I will extend that to cover my perennial theme of consultation. No issue affects businesses and individuals across the country more than data. Indeed, we went through the whole GDPR exercise precisely because this is so central to our individual and community life. The fact that there has been no consultation at all on this regulation seems truly indefensible, so I hope that the Minister will say why that has been the case. The noble Lord, Lord McNally, said that data is now the new oil. He is absolutely right; it is as important to the functioning of our economy and our society as energy—it is a form of energy—and there clearly should have been consultation. Can the Minister say why there was no consultation? I assume that he will tell us again that there was no time, which begs the question of why we are going through this no-deal process at all if there is not time to conduct the normal processes of government in respect of it.
As ever, there is a bizarre twist to the statement on consultation.
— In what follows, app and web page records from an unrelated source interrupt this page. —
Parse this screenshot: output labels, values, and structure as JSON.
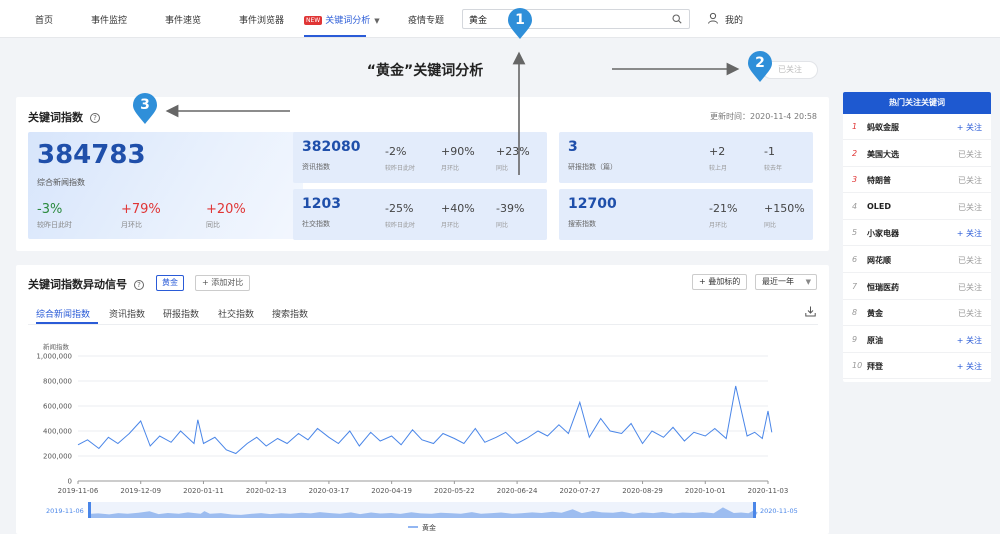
{
  "nav": {
    "items": [
      "首页",
      "事件监控",
      "事件速览",
      "事件浏览器"
    ],
    "new_badge": "NEW",
    "active_item": "关键词分析",
    "epidemic": "疫情专题",
    "search_value": "黄金",
    "user": "我的"
  },
  "title_row": {
    "page_title": "“黄金”关键词分析",
    "follow_button": "已关注"
  },
  "index_card": {
    "title": "关键词指数",
    "update_time": "更新时间：2020-11-4 20:58",
    "main": {
      "value": "384783",
      "label": "综合新闻指数",
      "stats": [
        {
          "value": "-3%",
          "label": "较昨日此时",
          "color": "#2b8a3e"
        },
        {
          "value": "+79%",
          "label": "月环比",
          "color": "#e03535"
        },
        {
          "value": "+20%",
          "label": "同比",
          "color": "#e03535"
        }
      ]
    },
    "tiles": [
      {
        "value": "382080",
        "label": "资讯指数",
        "stats": [
          {
            "value": "-2%",
            "label": "较昨日此时"
          },
          {
            "value": "+90%",
            "label": "月环比"
          },
          {
            "value": "+23%",
            "label": "同比"
          }
        ]
      },
      {
        "value": "3",
        "label": "研报指数（篇）",
        "stats": [
          {
            "value": "+2",
            "label": "较上月"
          },
          {
            "value": "-1",
            "label": "较去年"
          }
        ]
      },
      {
        "value": "1203",
        "label": "社交指数",
        "stats": [
          {
            "value": "-25%",
            "label": "较昨日此时"
          },
          {
            "value": "+40%",
            "label": "月环比"
          },
          {
            "value": "-39%",
            "label": "同比"
          }
        ]
      },
      {
        "value": "12700",
        "label": "搜索指数",
        "stats": [
          {
            "value": "-21%",
            "label": "月环比"
          },
          {
            "value": "+150%",
            "label": "同比"
          }
        ]
      }
    ]
  },
  "signal_card": {
    "title": "关键词指数异动信号",
    "keyword_tag": "黄金",
    "add_compare": "+ 添加对比",
    "add_indicator": "+ 叠加标的",
    "range": "最近一年",
    "tabs": [
      "综合新闻指数",
      "资讯指数",
      "研报指数",
      "社交指数",
      "搜索指数"
    ],
    "active_tab": 0,
    "range_start": "2019-11-06",
    "range_end": "2020-11-05"
  },
  "chart_data": {
    "type": "line",
    "ylabel": "新闻指数",
    "ylim": [
      0,
      1000000
    ],
    "y_ticks": [
      "0",
      "200,000",
      "400,000",
      "600,000",
      "800,000",
      "1,000,000"
    ],
    "x_ticks": [
      "2019-11-06",
      "2019-12-09",
      "2020-01-11",
      "2020-02-13",
      "2020-03-17",
      "2020-04-19",
      "2020-05-22",
      "2020-06-24",
      "2020-07-27",
      "2020-08-29",
      "2020-10-01",
      "2020-11-03"
    ],
    "series": [
      {
        "name": "黄金",
        "x": [
          "2019-11-06",
          "2019-11-11",
          "2019-11-17",
          "2019-11-22",
          "2019-11-27",
          "2019-12-03",
          "2019-12-09",
          "2019-12-14",
          "2019-12-19",
          "2019-12-25",
          "2019-12-30",
          "2020-01-06",
          "2020-01-08",
          "2020-01-11",
          "2020-01-17",
          "2020-01-23",
          "2020-01-28",
          "2020-02-03",
          "2020-02-08",
          "2020-02-13",
          "2020-02-19",
          "2020-02-24",
          "2020-03-01",
          "2020-03-06",
          "2020-03-11",
          "2020-03-17",
          "2020-03-22",
          "2020-03-28",
          "2020-04-02",
          "2020-04-08",
          "2020-04-13",
          "2020-04-19",
          "2020-04-24",
          "2020-04-30",
          "2020-05-05",
          "2020-05-11",
          "2020-05-16",
          "2020-05-22",
          "2020-05-27",
          "2020-06-02",
          "2020-06-07",
          "2020-06-13",
          "2020-06-18",
          "2020-06-24",
          "2020-06-29",
          "2020-07-05",
          "2020-07-10",
          "2020-07-16",
          "2020-07-21",
          "2020-07-27",
          "2020-08-01",
          "2020-08-07",
          "2020-08-12",
          "2020-08-18",
          "2020-08-23",
          "2020-08-29",
          "2020-09-03",
          "2020-09-09",
          "2020-09-14",
          "2020-09-20",
          "2020-09-25",
          "2020-10-01",
          "2020-10-06",
          "2020-10-12",
          "2020-10-17",
          "2020-10-23",
          "2020-10-27",
          "2020-10-31",
          "2020-11-03",
          "2020-11-05"
        ],
        "values": [
          290000,
          330000,
          260000,
          350000,
          300000,
          380000,
          480000,
          280000,
          360000,
          310000,
          400000,
          300000,
          490000,
          300000,
          350000,
          250000,
          220000,
          300000,
          350000,
          280000,
          340000,
          300000,
          380000,
          330000,
          420000,
          350000,
          300000,
          400000,
          280000,
          390000,
          320000,
          360000,
          290000,
          410000,
          330000,
          300000,
          380000,
          340000,
          300000,
          420000,
          310000,
          350000,
          390000,
          300000,
          340000,
          400000,
          360000,
          450000,
          380000,
          630000,
          350000,
          500000,
          400000,
          380000,
          460000,
          300000,
          400000,
          350000,
          430000,
          320000,
          390000,
          360000,
          420000,
          340000,
          760000,
          360000,
          390000,
          340000,
          560000,
          390000
        ]
      }
    ]
  },
  "hot_keywords": {
    "title": "热门关注关键词",
    "items": [
      {
        "rank": "1",
        "name": "蚂蚁金服",
        "action": "+ 关注",
        "followed": false
      },
      {
        "rank": "2",
        "name": "美国大选",
        "action": "已关注",
        "followed": true
      },
      {
        "rank": "3",
        "name": "特朗普",
        "action": "已关注",
        "followed": true
      },
      {
        "rank": "4",
        "name": "OLED",
        "action": "已关注",
        "followed": true
      },
      {
        "rank": "5",
        "name": "小家电器",
        "action": "+ 关注",
        "followed": false
      },
      {
        "rank": "6",
        "name": "网花顺",
        "action": "已关注",
        "followed": true
      },
      {
        "rank": "7",
        "name": "恒瑞医药",
        "action": "已关注",
        "followed": true
      },
      {
        "rank": "8",
        "name": "黄金",
        "action": "已关注",
        "followed": true
      },
      {
        "rank": "9",
        "name": "原油",
        "action": "+ 关注",
        "followed": false
      },
      {
        "rank": "10",
        "name": "拜登",
        "action": "+ 关注",
        "followed": false
      }
    ]
  },
  "callouts": [
    "1",
    "2",
    "3"
  ],
  "colors": {
    "accent": "#2a5bd7",
    "chart_line": "#4a86e8",
    "pin": "#2f8fd9",
    "up": "#e03535",
    "down": "#2b8a3e"
  }
}
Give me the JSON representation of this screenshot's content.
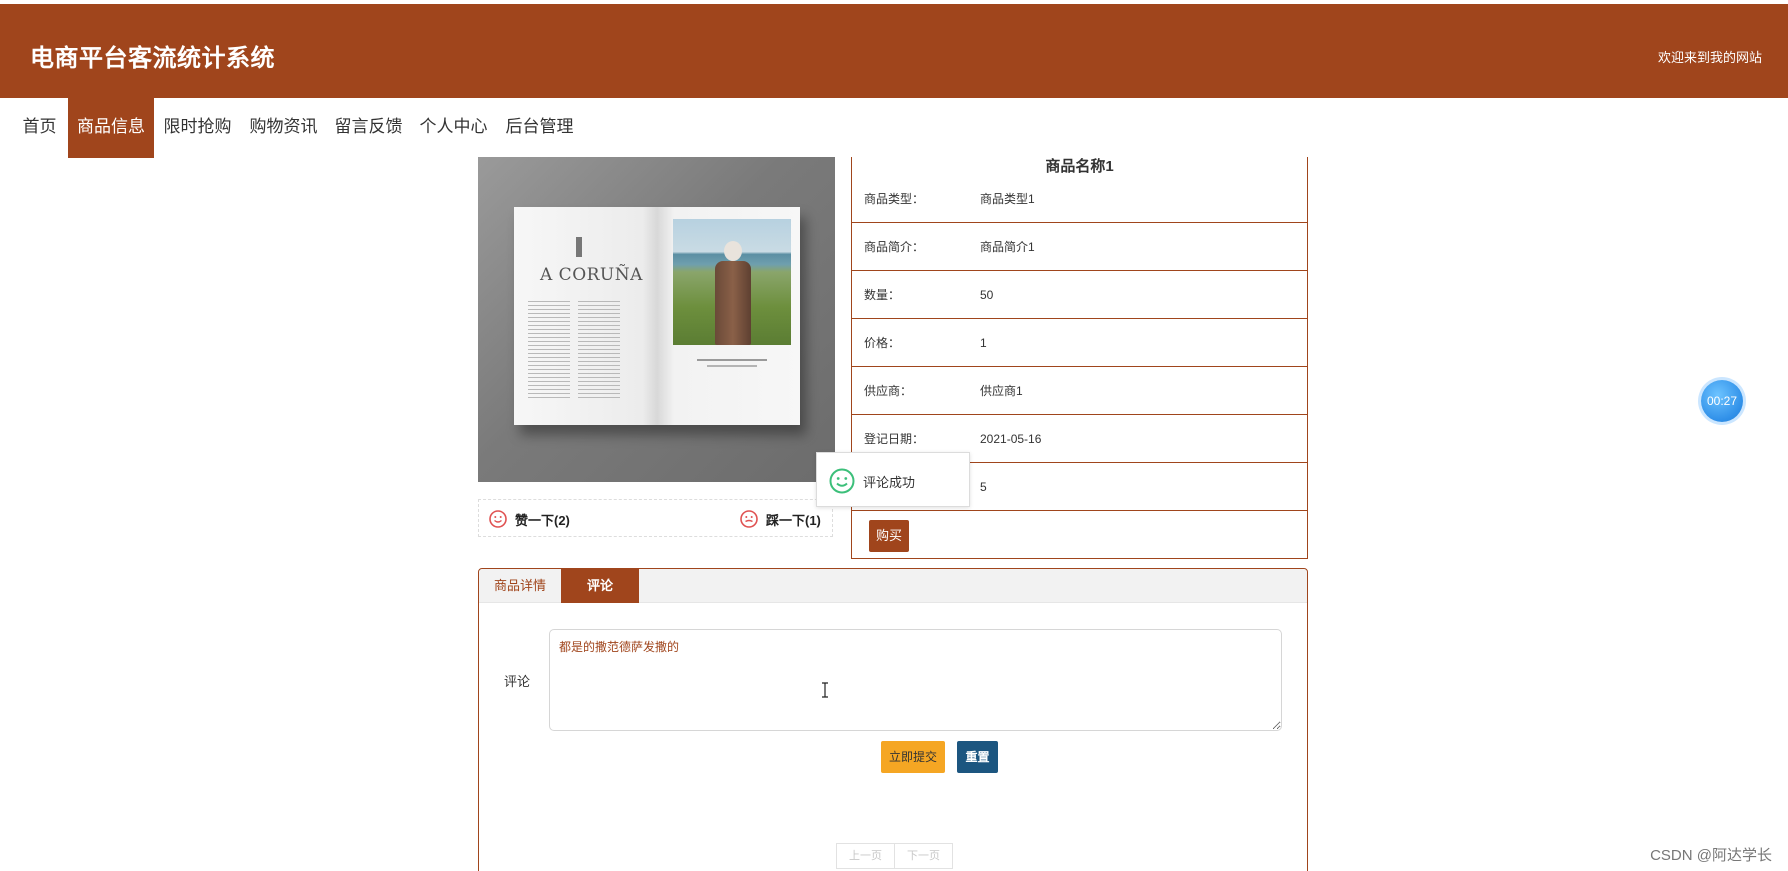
{
  "header": {
    "site_title": "电商平台客流统计系统",
    "welcome": "欢迎来到我的网站",
    "bg_color": "#a0451c"
  },
  "nav": {
    "items": [
      {
        "label": "首页",
        "active": false
      },
      {
        "label": "商品信息",
        "active": true
      },
      {
        "label": "限时抢购",
        "active": false
      },
      {
        "label": "购物资讯",
        "active": false
      },
      {
        "label": "留言反馈",
        "active": false
      },
      {
        "label": "个人中心",
        "active": false
      },
      {
        "label": "后台管理",
        "active": false
      }
    ]
  },
  "product": {
    "image_text": "A CORUÑA",
    "name": "商品名称1",
    "fields": [
      {
        "label": "商品类型：",
        "value": "商品类型1"
      },
      {
        "label": "商品简介：",
        "value": "商品简介1"
      },
      {
        "label": "数量：",
        "value": "50"
      },
      {
        "label": "价格：",
        "value": "1"
      },
      {
        "label": "供应商：",
        "value": "供应商1"
      },
      {
        "label": "登记日期：",
        "value": "2021-05-16"
      },
      {
        "label": "",
        "value": "5"
      }
    ],
    "buy_label": "购买",
    "like_label": "赞一下(2)",
    "dislike_label": "踩一下(1)"
  },
  "toast": {
    "text": "评论成功",
    "icon": "smile-icon"
  },
  "timer": {
    "text": "00:27"
  },
  "tabs": {
    "items": [
      {
        "label": "商品详情",
        "active": false
      },
      {
        "label": "评论",
        "active": true
      }
    ]
  },
  "comment": {
    "label": "评论",
    "value": "都是的撒范德萨发撒的",
    "submit_label": "立即提交",
    "reset_label": "重置"
  },
  "pager": {
    "prev_label": "上一页",
    "next_label": "下一页"
  },
  "watermark": "CSDN @阿达学长"
}
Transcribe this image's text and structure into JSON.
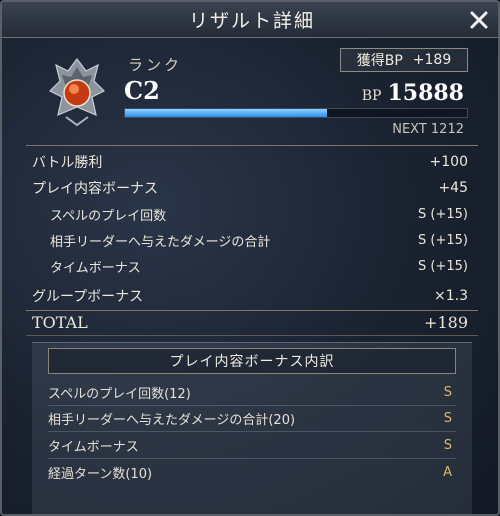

Paragraph 10 of the Explanatory Memorandum states:
“The government has not consulted publicly on this instrument”.
I presume that that means that they have consulted privately, and the House needs to know who has been consulted privately. The only body mentioned in paragraph 10 is the Information Commissioner’s Office, with which, it states, the regulation has been developed in consultation. Who else has been consulted privately and what were the selection criteria? Since the regulation was published, there have been representations. What representations have been made to the Minister’s department and what was their content?
The noble Baroness, Lady Ludford, also raised the issue of trying to assess the impact. Again we have doublespeak in respect of the regulations. We are told that their literal interpretation means that there is no further impact over and above the operation of existing European law. However, that is after, in the words of the White Queen in Alice in Wonderland, you have believed six impossible things before breakfast. Paragraph 12, entitled, “Impact”, states:
“There is no, or no significant, impact on business, charities or voluntary bodies arising from this instrument”,
It is impossible to separate the instrument from the fact that we are leaving the EU. The noble Baroness put her finger on a very important point, which is that if we leave the EU with a deal on the basis recommended by the Prime Minister, the impact might be radically different from that envisaged under the instrument, for two reasons. First, there will be a transition period in which nothing changes but, secondly, the political declaration heralds negotiations on a whole set of issues, including trade and data flows, which might well lead to our continuing in the existing GDPR regime. So the last sentence of paragraph 12 is not true. It is not true to say that the issue of data flows and the regulation of data is dependent on the UK leaving the EU, not as a result of the instrument. There is a crucial difference between leaving the EU with a deal—in particular, with a deal that maintains the status quo—and without a deal.
When the noble Lord, Lord McNally, cited one of his expensive lawyers, who had suggested that there may be additional complexity—